Element data from apps and pages:
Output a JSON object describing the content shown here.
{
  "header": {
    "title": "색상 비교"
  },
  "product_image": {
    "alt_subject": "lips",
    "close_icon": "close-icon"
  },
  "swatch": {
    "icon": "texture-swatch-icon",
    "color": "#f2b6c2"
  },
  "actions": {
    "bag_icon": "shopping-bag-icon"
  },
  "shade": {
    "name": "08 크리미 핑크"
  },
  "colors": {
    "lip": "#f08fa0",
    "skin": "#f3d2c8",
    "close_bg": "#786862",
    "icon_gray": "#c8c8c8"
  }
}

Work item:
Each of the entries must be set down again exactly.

Written response:
Output a JSON object describing the content shown here.
{
  "header": {
    "title": "색상 비교"
  },
  "product_image": {
    "alt_subject": "lips",
    "close_icon": "close-icon"
  },
  "swatch": {
    "icon": "texture-swatch-icon",
    "color": "#f2b6c2"
  },
  "actions": {
    "bag_icon": "shopping-bag-icon"
  },
  "shade": {
    "name": "08 크리미 핑크"
  },
  "colors": {
    "lip": "#f08fa0",
    "skin": "#f3d2c8",
    "close_bg": "#786862",
    "icon_gray": "#c8c8c8"
  }
}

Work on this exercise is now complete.